In a short, dense book, historian Bourlard provides the public with clear and valuable information on the roots of jihad in the founding texts of Islam, a subject of obviously central importance these days. Bourlard's study benefits from objectivity, brevity, and clarity while providing a profusion of sources.
Le Jihad is needed because the public largely sees jihad as a Muslim version of the Christian crusade. In fact, jihad and crusade are radically different ideologically, if not actually opposed, emerging from two different world-views. Contrary to the concept of crusade, jihad is an unending commitment to God that permeates an all-encompassing Muslim religious and legal view of the non-Muslim world.
This hegemonic understanding emerges from Muhammad, whose words and deeds establish forever the immutable, perfect, and divinely inspired conduct that every Muslim must emulate in deeds and words. As Bourlard explains, over two hundred verses in the Qur'an mandate jihad, and these are then underscored in the Sunna and the biographies.
Bourlard argues that the jihadist outlook is intrinsic to the whole body of Muslim and Islamic religious, legal, and foundational teachings. Muslim scholars disagree about the means to be employed for achieving the jihadist goal, whether by war or da'wa (proselytism), but they never disagree on jihad's aim, which is Islamization of the entire world.
The author then discusses the meaning of jihad in modern times, emphasizing that Muslim scholars praise it as a holy and perpetually just war expressing God's will. Bourlard concludes that jihad is an integral part of Muslim spirituality, an act of piety confirmed by several Qur'anic verses, combining prayer and war, as Muslims execute God's will. Jihad operates as the fusion between faith and politics.
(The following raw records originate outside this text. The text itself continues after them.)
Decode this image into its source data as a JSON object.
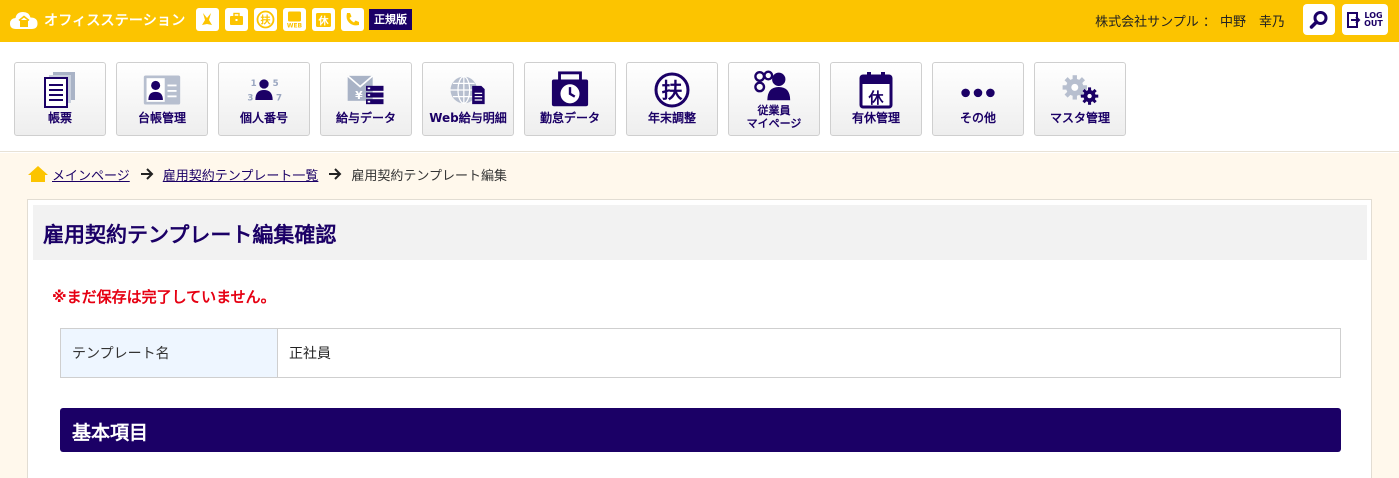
{
  "header": {
    "brand_name": "オフィスステーション",
    "edition_badge": "正規版",
    "company_user": "株式会社サンプル ： 中野　幸乃",
    "mini_icons": [
      "labor-icon",
      "briefcase-icon",
      "support-icon",
      "web-icon",
      "holiday-icon",
      "phone-icon"
    ],
    "logout_line1": "LOG",
    "logout_line2": "OUT"
  },
  "nav": {
    "items": [
      {
        "label": "帳票",
        "icon": "ledger-icon"
      },
      {
        "label": "台帳管理",
        "icon": "register-icon"
      },
      {
        "label": "個人番号",
        "icon": "my-number-icon"
      },
      {
        "label": "給与データ",
        "icon": "payroll-data-icon"
      },
      {
        "label": "Web給与明細",
        "icon": "web-payslip-icon"
      },
      {
        "label": "勤怠データ",
        "icon": "attendance-icon"
      },
      {
        "label": "年末調整",
        "icon": "year-end-adjustment-icon"
      },
      {
        "label_line1": "従業員",
        "label_line2": "マイページ",
        "icon": "employee-mypage-icon"
      },
      {
        "label": "有休管理",
        "icon": "paid-leave-icon"
      },
      {
        "label": "その他",
        "icon": "more-icon"
      },
      {
        "label": "マスタ管理",
        "icon": "master-settings-icon"
      }
    ]
  },
  "breadcrumb": {
    "items": [
      "メインページ",
      "雇用契約テンプレート一覧",
      "雇用契約テンプレート編集"
    ]
  },
  "page": {
    "title": "雇用契約テンプレート編集確認",
    "warning": "※まだ保存は完了していません。",
    "table": {
      "label": "テンプレート名",
      "value": "正社員"
    },
    "section_title": "基本項目"
  },
  "colors": {
    "brand_yellow": "#fcc400",
    "navy": "#1b0066",
    "warning_red": "#e60012",
    "content_bg": "#fff8ec"
  }
}
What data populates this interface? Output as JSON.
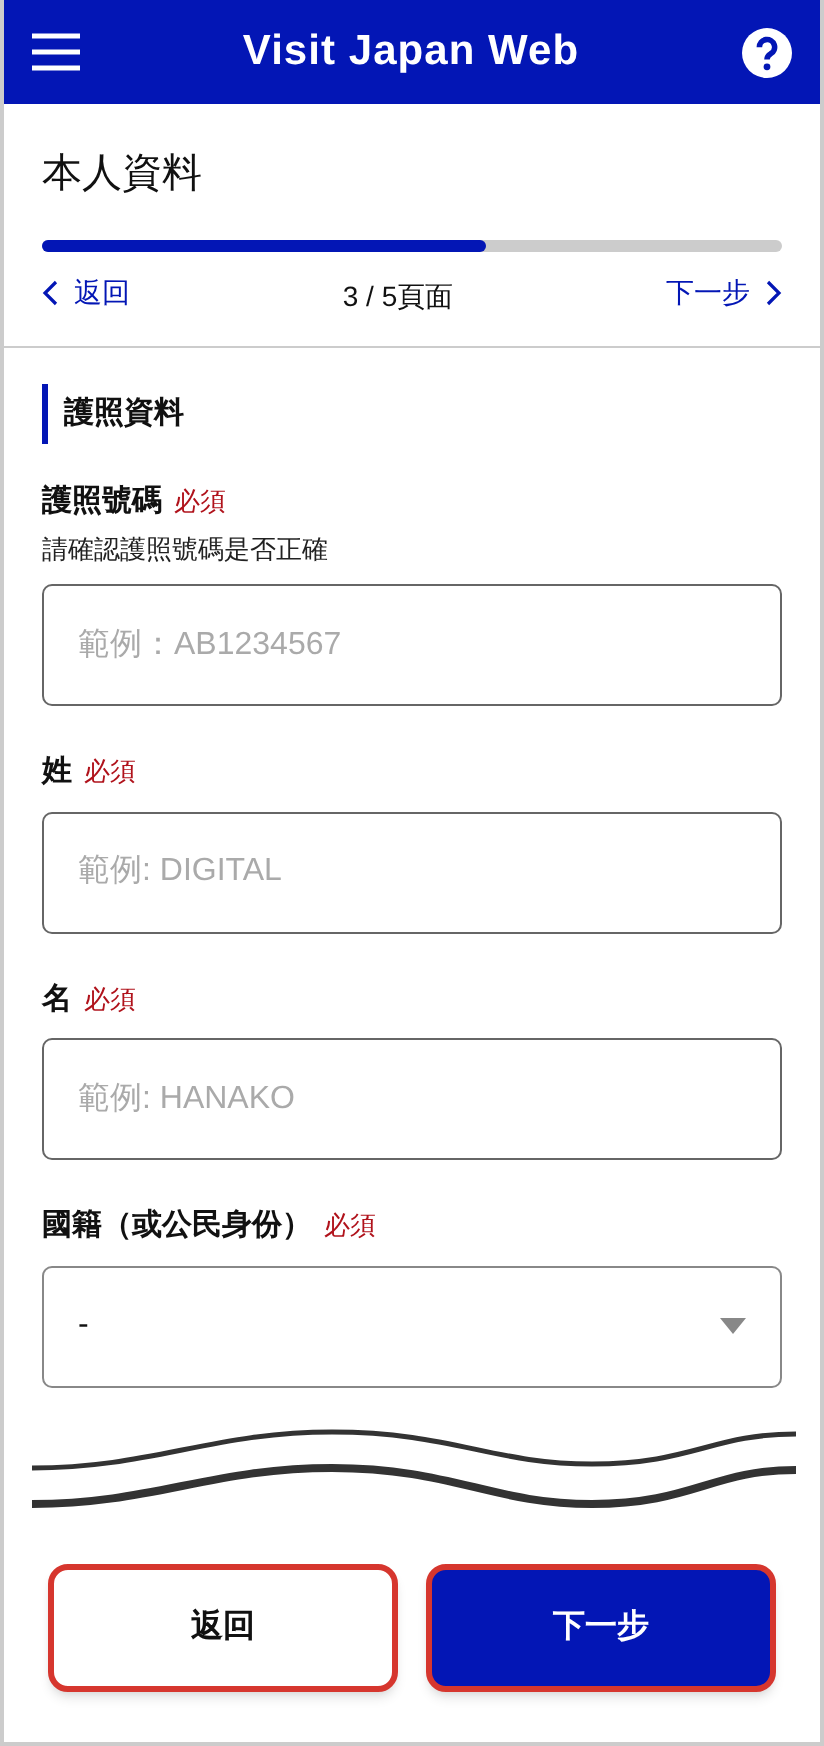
{
  "header": {
    "title": "Visit Japan Web"
  },
  "page": {
    "title": "本人資料",
    "progress": {
      "level": 0.6
    },
    "nav": {
      "back": "返回",
      "indicator": "3 / 5頁面",
      "next": "下一步"
    }
  },
  "section": {
    "title": "護照資料"
  },
  "fields": [
    {
      "kind": "text",
      "label": "護照號碼",
      "required": "必須",
      "hint": "請確認護照號碼是否正確",
      "placeholder": "範例：AB1234567"
    },
    {
      "kind": "text",
      "label": "姓",
      "required": "必須",
      "placeholder": "範例: DIGITAL"
    },
    {
      "kind": "text",
      "label": "名",
      "required": "必須",
      "placeholder": "範例: HANAKO"
    },
    {
      "kind": "select",
      "label": "國籍（或公民身份）",
      "required": "必須",
      "value": "-"
    }
  ],
  "buttons": [
    {
      "label": "返回",
      "kind": "secondary",
      "highlighted": true
    },
    {
      "label": "下一步",
      "kind": "primary",
      "highlighted": true
    }
  ]
}
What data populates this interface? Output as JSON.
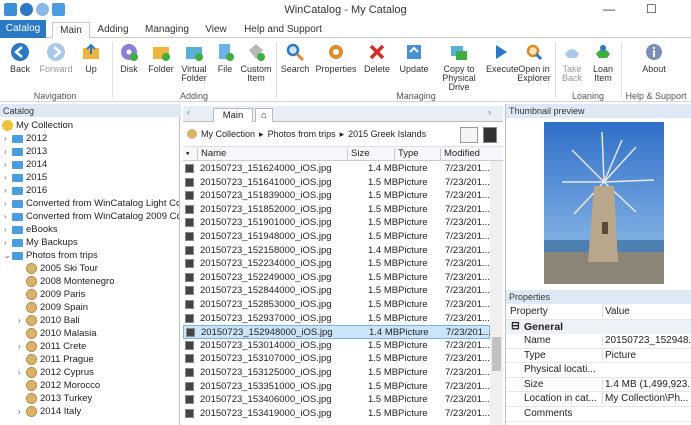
{
  "window": {
    "title": "WinCatalog - My Catalog"
  },
  "tabs": [
    {
      "label": "Catalog"
    },
    {
      "label": "Main"
    },
    {
      "label": "Adding"
    },
    {
      "label": "Managing"
    },
    {
      "label": "View"
    },
    {
      "label": "Help and Support"
    }
  ],
  "ribbon": {
    "navigation": {
      "label": "Navigation",
      "back": "Back",
      "forward": "Forward",
      "up": "Up"
    },
    "adding": {
      "label": "Adding",
      "disk": "Disk",
      "folder": "Folder",
      "virtual_folder": "Virtual Folder",
      "file": "File",
      "custom_item": "Custom Item"
    },
    "managing": {
      "label": "Managing",
      "search": "Search",
      "properties": "Properties",
      "delete": "Delete",
      "update": "Update",
      "copy": "Copy to Physical Drive",
      "execute": "Execute",
      "open_explorer": "Open in Explorer"
    },
    "loaning": {
      "label": "Loaning",
      "take_back": "Take Back",
      "loan_item": "Loan Item"
    },
    "help": {
      "label": "Help & Support",
      "about": "About"
    }
  },
  "catalog_pane": {
    "header": "Catalog",
    "items": [
      {
        "label": "My Collection",
        "kind": "collection",
        "level": 0,
        "chev": ""
      },
      {
        "label": "2012",
        "kind": "folder",
        "level": 0,
        "chev": "›"
      },
      {
        "label": "2013",
        "kind": "folder",
        "level": 0,
        "chev": "›"
      },
      {
        "label": "2014",
        "kind": "folder",
        "level": 0,
        "chev": "›"
      },
      {
        "label": "2015",
        "kind": "folder",
        "level": 0,
        "chev": "›"
      },
      {
        "label": "2016",
        "kind": "folder",
        "level": 0,
        "chev": "›"
      },
      {
        "label": "Converted from WinCatalog Light Coll",
        "kind": "folder",
        "level": 0,
        "chev": "›"
      },
      {
        "label": "Converted from WinCatalog 2009 Coll",
        "kind": "folder",
        "level": 0,
        "chev": "›"
      },
      {
        "label": "eBooks",
        "kind": "folder",
        "level": 0,
        "chev": "›"
      },
      {
        "label": "My Backups",
        "kind": "folder",
        "level": 0,
        "chev": "›"
      },
      {
        "label": "Photos from trips",
        "kind": "folder",
        "level": 0,
        "chev": "⌄"
      },
      {
        "label": "2005 Ski Tour",
        "kind": "album",
        "level": 1,
        "chev": ""
      },
      {
        "label": "2008 Montenegro",
        "kind": "album",
        "level": 1,
        "chev": ""
      },
      {
        "label": "2009 Paris",
        "kind": "album",
        "level": 1,
        "chev": ""
      },
      {
        "label": "2009 Spain",
        "kind": "album",
        "level": 1,
        "chev": ""
      },
      {
        "label": "2010 Bali",
        "kind": "album",
        "level": 1,
        "chev": "›"
      },
      {
        "label": "2010 Malasia",
        "kind": "album",
        "level": 1,
        "chev": ""
      },
      {
        "label": "2011 Crete",
        "kind": "album",
        "level": 1,
        "chev": "›"
      },
      {
        "label": "2011 Prague",
        "kind": "album",
        "level": 1,
        "chev": ""
      },
      {
        "label": "2012 Cyprus",
        "kind": "album",
        "level": 1,
        "chev": "›"
      },
      {
        "label": "2012 Morocco",
        "kind": "album",
        "level": 1,
        "chev": ""
      },
      {
        "label": "2013 Turkey",
        "kind": "album",
        "level": 1,
        "chev": ""
      },
      {
        "label": "2014 Italy",
        "kind": "album",
        "level": 1,
        "chev": "›"
      }
    ]
  },
  "center": {
    "tab": "Main",
    "breadcrumb": [
      "My Collection",
      "Photos from trips",
      "2015 Greek Islands"
    ],
    "columns": [
      "Name",
      "Size",
      "Type",
      "Modified"
    ],
    "rows": [
      {
        "name": "20150723_151624000_iOS.jpg",
        "size": "1.4 MB",
        "type": "Picture",
        "modified": "7/23/201..."
      },
      {
        "name": "20150723_151641000_iOS.jpg",
        "size": "1.5 MB",
        "type": "Picture",
        "modified": "7/23/201..."
      },
      {
        "name": "20150723_151839000_iOS.jpg",
        "size": "1.5 MB",
        "type": "Picture",
        "modified": "7/23/201..."
      },
      {
        "name": "20150723_151852000_iOS.jpg",
        "size": "1.5 MB",
        "type": "Picture",
        "modified": "7/23/201..."
      },
      {
        "name": "20150723_151901000_iOS.jpg",
        "size": "1.5 MB",
        "type": "Picture",
        "modified": "7/23/201..."
      },
      {
        "name": "20150723_151948000_iOS.jpg",
        "size": "1.5 MB",
        "type": "Picture",
        "modified": "7/23/201..."
      },
      {
        "name": "20150723_152158000_iOS.jpg",
        "size": "1.4 MB",
        "type": "Picture",
        "modified": "7/23/201..."
      },
      {
        "name": "20150723_152234000_iOS.jpg",
        "size": "1.5 MB",
        "type": "Picture",
        "modified": "7/23/201..."
      },
      {
        "name": "20150723_152249000_iOS.jpg",
        "size": "1.5 MB",
        "type": "Picture",
        "modified": "7/23/201..."
      },
      {
        "name": "20150723_152844000_iOS.jpg",
        "size": "1.5 MB",
        "type": "Picture",
        "modified": "7/23/201..."
      },
      {
        "name": "20150723_152853000_iOS.jpg",
        "size": "1.5 MB",
        "type": "Picture",
        "modified": "7/23/201..."
      },
      {
        "name": "20150723_152937000_iOS.jpg",
        "size": "1.5 MB",
        "type": "Picture",
        "modified": "7/23/201..."
      },
      {
        "name": "20150723_152948000_iOS.jpg",
        "size": "1.4 MB",
        "type": "Picture",
        "modified": "7/23/201...",
        "selected": true
      },
      {
        "name": "20150723_153014000_iOS.jpg",
        "size": "1.5 MB",
        "type": "Picture",
        "modified": "7/23/201..."
      },
      {
        "name": "20150723_153107000_iOS.jpg",
        "size": "1.5 MB",
        "type": "Picture",
        "modified": "7/23/201..."
      },
      {
        "name": "20150723_153125000_iOS.jpg",
        "size": "1.5 MB",
        "type": "Picture",
        "modified": "7/23/201..."
      },
      {
        "name": "20150723_153351000_iOS.jpg",
        "size": "1.5 MB",
        "type": "Picture",
        "modified": "7/23/201..."
      },
      {
        "name": "20150723_153406000_iOS.jpg",
        "size": "1.5 MB",
        "type": "Picture",
        "modified": "7/23/201..."
      },
      {
        "name": "20150723_153419000_iOS.jpg",
        "size": "1.5 MB",
        "type": "Picture",
        "modified": "7/23/201..."
      }
    ]
  },
  "thumbnail": {
    "header": "Thumbnail preview"
  },
  "properties": {
    "header": "Properties",
    "col_property": "Property",
    "col_value": "Value",
    "group": "General",
    "rows": [
      {
        "k": "Name",
        "v": "20150723_152948..."
      },
      {
        "k": "Type",
        "v": "Picture"
      },
      {
        "k": "Physical locati...",
        "v": ""
      },
      {
        "k": "Size",
        "v": "1.4 MB (1,499,923..."
      },
      {
        "k": "Location in cat...",
        "v": "My Collection\\Ph..."
      },
      {
        "k": "Comments",
        "v": ""
      }
    ]
  },
  "colors": {
    "accent": "#2b78c5",
    "selection": "#cce4f7",
    "pane_header": "#dfe9f5"
  }
}
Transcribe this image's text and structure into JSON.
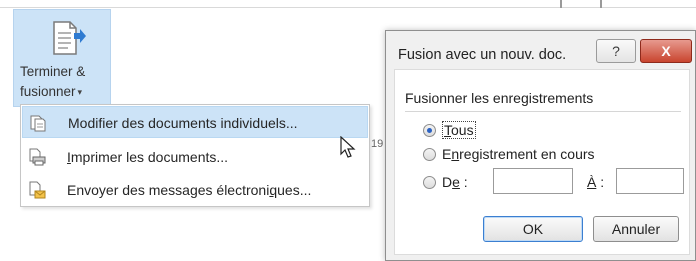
{
  "ribbon": {
    "finish_merge": {
      "label_line1": "Terminer &",
      "label_line2": "fusionner",
      "caret": "▾",
      "icon": "merge-document-icon"
    }
  },
  "menu": {
    "items": [
      {
        "label": "Modifier des documents individuels...",
        "icon": "edit-documents-icon",
        "highlighted": true
      },
      {
        "label_underlined": "I",
        "label_rest": "mprimer les documents...",
        "icon": "print-documents-icon"
      },
      {
        "label_pre": "Envoyer des messages électroni",
        "label_underlined": "q",
        "label_post": "ues...",
        "icon": "email-messages-icon"
      }
    ]
  },
  "stray_text": "19",
  "dialog": {
    "title": "Fusion avec un nouv. doc.",
    "help_label": "?",
    "close_label": "X",
    "group_title": "Fusionner les enregistrements",
    "options": {
      "all_underlined": "T",
      "all_rest": "ous",
      "current_underlined": "n",
      "current_pre": "E",
      "current_rest": "registrement en cours",
      "from_pre": "D",
      "from_underlined": "e",
      "from_post": " :",
      "to_underlined": "À",
      "to_post": " :"
    },
    "from_value": "",
    "to_value": "",
    "ok_label": "OK",
    "cancel_label": "Annuler"
  }
}
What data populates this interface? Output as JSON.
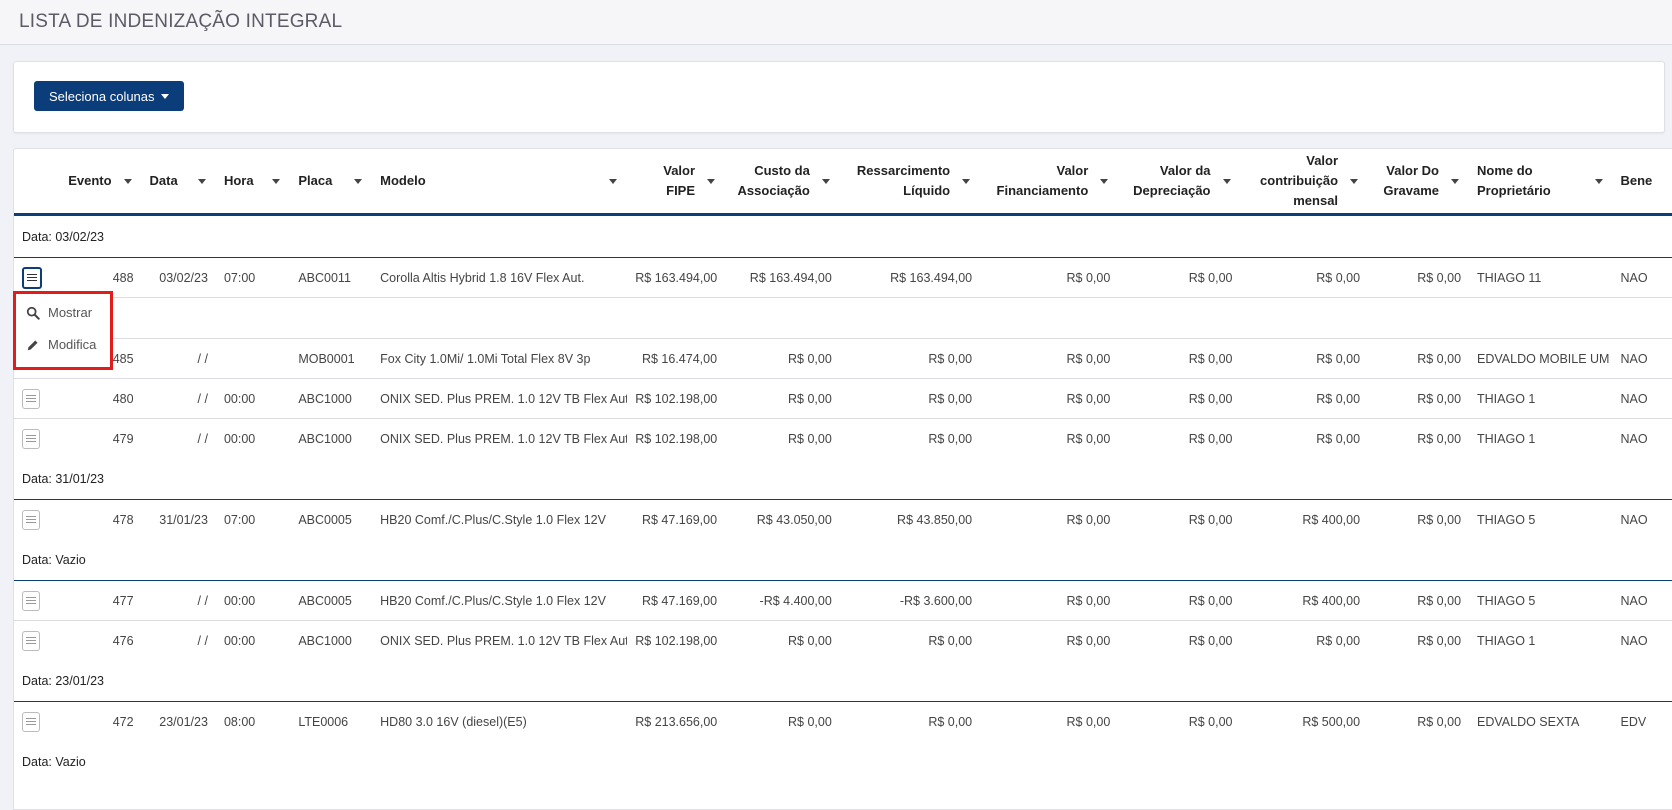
{
  "header": {
    "title": "LISTA DE INDENIZAÇÃO INTEGRAL"
  },
  "toolbar": {
    "select_columns_label": "Seleciona colunas"
  },
  "table": {
    "columns": [
      {
        "label": "Evento"
      },
      {
        "label": "Data"
      },
      {
        "label": "Hora"
      },
      {
        "label": "Placa"
      },
      {
        "label": "Modelo"
      },
      {
        "label": "Valor FIPE"
      },
      {
        "label": "Custo da Associação"
      },
      {
        "label": "Ressarcimento Líquido"
      },
      {
        "label": "Valor Financiamento"
      },
      {
        "label": "Valor da Depreciação"
      },
      {
        "label": "Valor contribuição mensal"
      },
      {
        "label": "Valor Do Gravame"
      },
      {
        "label": "Nome do Proprietário"
      },
      {
        "label": "Bene"
      }
    ],
    "groups": [
      {
        "label": "Data: 03/02/23",
        "rows": [
          {
            "evento": "488",
            "data": "03/02/23",
            "hora": "07:00",
            "placa": "ABC0011",
            "modelo": "Corolla Altis Hybrid 1.8 16V Flex Aut.",
            "fipe": "R$ 163.494,00",
            "custo": "R$ 163.494,00",
            "ressarc": "R$ 163.494,00",
            "financ": "R$ 0,00",
            "deprec": "R$ 0,00",
            "contrib": "R$ 0,00",
            "gravame": "R$ 0,00",
            "nome": "THIAGO 11",
            "bene": "NAO"
          },
          {
            "evento": "",
            "data": "",
            "hora": "",
            "placa": "",
            "modelo": "",
            "fipe": "",
            "custo": "",
            "ressarc": "",
            "financ": "",
            "deprec": "",
            "contrib": "",
            "gravame": "",
            "nome": "",
            "bene": ""
          },
          {
            "evento": "485",
            "data": "/ /",
            "hora": "",
            "placa": "MOB0001",
            "modelo": "Fox City 1.0Mi/ 1.0Mi Total Flex 8V 3p",
            "fipe": "R$ 16.474,00",
            "custo": "R$ 0,00",
            "ressarc": "R$ 0,00",
            "financ": "R$ 0,00",
            "deprec": "R$ 0,00",
            "contrib": "R$ 0,00",
            "gravame": "R$ 0,00",
            "nome": "EDVALDO MOBILE UM",
            "bene": "NAO"
          },
          {
            "evento": "480",
            "data": "/ /",
            "hora": "00:00",
            "placa": "ABC1000",
            "modelo": "ONIX SED. Plus PREM. 1.0 12V TB Flex Aut",
            "fipe": "R$ 102.198,00",
            "custo": "R$ 0,00",
            "ressarc": "R$ 0,00",
            "financ": "R$ 0,00",
            "deprec": "R$ 0,00",
            "contrib": "R$ 0,00",
            "gravame": "R$ 0,00",
            "nome": "THIAGO 1",
            "bene": "NAO"
          },
          {
            "evento": "479",
            "data": "/ /",
            "hora": "00:00",
            "placa": "ABC1000",
            "modelo": "ONIX SED. Plus PREM. 1.0 12V TB Flex Aut",
            "fipe": "R$ 102.198,00",
            "custo": "R$ 0,00",
            "ressarc": "R$ 0,00",
            "financ": "R$ 0,00",
            "deprec": "R$ 0,00",
            "contrib": "R$ 0,00",
            "gravame": "R$ 0,00",
            "nome": "THIAGO 1",
            "bene": "NAO"
          }
        ]
      },
      {
        "label": "Data: 31/01/23",
        "rows": [
          {
            "evento": "478",
            "data": "31/01/23",
            "hora": "07:00",
            "placa": "ABC0005",
            "modelo": "HB20 Comf./C.Plus/C.Style 1.0 Flex 12V",
            "fipe": "R$ 47.169,00",
            "custo": "R$ 43.050,00",
            "ressarc": "R$ 43.850,00",
            "financ": "R$ 0,00",
            "deprec": "R$ 0,00",
            "contrib": "R$ 400,00",
            "gravame": "R$ 0,00",
            "nome": "THIAGO 5",
            "bene": "NAO"
          }
        ]
      },
      {
        "label": "Data: Vazio",
        "rows": [
          {
            "evento": "477",
            "data": "/ /",
            "hora": "00:00",
            "placa": "ABC0005",
            "modelo": "HB20 Comf./C.Plus/C.Style 1.0 Flex 12V",
            "fipe": "R$ 47.169,00",
            "custo": "-R$ 4.400,00",
            "ressarc": "-R$ 3.600,00",
            "financ": "R$ 0,00",
            "deprec": "R$ 0,00",
            "contrib": "R$ 400,00",
            "gravame": "R$ 0,00",
            "nome": "THIAGO 5",
            "bene": "NAO"
          },
          {
            "evento": "476",
            "data": "/ /",
            "hora": "00:00",
            "placa": "ABC1000",
            "modelo": "ONIX SED. Plus PREM. 1.0 12V TB Flex Aut",
            "fipe": "R$ 102.198,00",
            "custo": "R$ 0,00",
            "ressarc": "R$ 0,00",
            "financ": "R$ 0,00",
            "deprec": "R$ 0,00",
            "contrib": "R$ 0,00",
            "gravame": "R$ 0,00",
            "nome": "THIAGO 1",
            "bene": "NAO"
          }
        ]
      },
      {
        "label": "Data: 23/01/23",
        "rows": [
          {
            "evento": "472",
            "data": "23/01/23",
            "hora": "08:00",
            "placa": "LTE0006",
            "modelo": "HD80 3.0 16V (diesel)(E5)",
            "fipe": "R$ 213.656,00",
            "custo": "R$ 0,00",
            "ressarc": "R$ 0,00",
            "financ": "R$ 0,00",
            "deprec": "R$ 0,00",
            "contrib": "R$ 500,00",
            "gravame": "R$ 0,00",
            "nome": "EDVALDO SEXTA",
            "bene": "EDV"
          }
        ]
      },
      {
        "label": "Data: Vazio",
        "rows": []
      }
    ]
  },
  "context_menu": {
    "items": [
      {
        "label": "Mostrar",
        "icon": "search-icon"
      },
      {
        "label": "Modifica",
        "icon": "pencil-icon"
      }
    ]
  },
  "colors": {
    "accent": "#0b3d7a",
    "highlight": "#e21b1b"
  }
}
For this reason, says Bourlard, the jihadist tactic of contemporary terrorists aimed at destabilizing Western societies and imposing Islamic world supremacy reproduce the traditional, jihadist pattern. Therefore, it is impossible to declare that today's Islamist terrorism has nothing to do with Islam.
The author discusses modern initiatives by Muslim scholars. Those who view jihad as an exclusively spiritual effort are simply inventing a new concept. Bourlard notes that Muhammad himself linked faith and war; who can disentangle these after Muhammad associated them? Another school, while not criticizing jihad, promotes principles of Islamic tolerance that allegedly have enlightened the West. In his assessment of such trends, the author concludes that most are apologetic stratagems more than genuinely constructive approaches.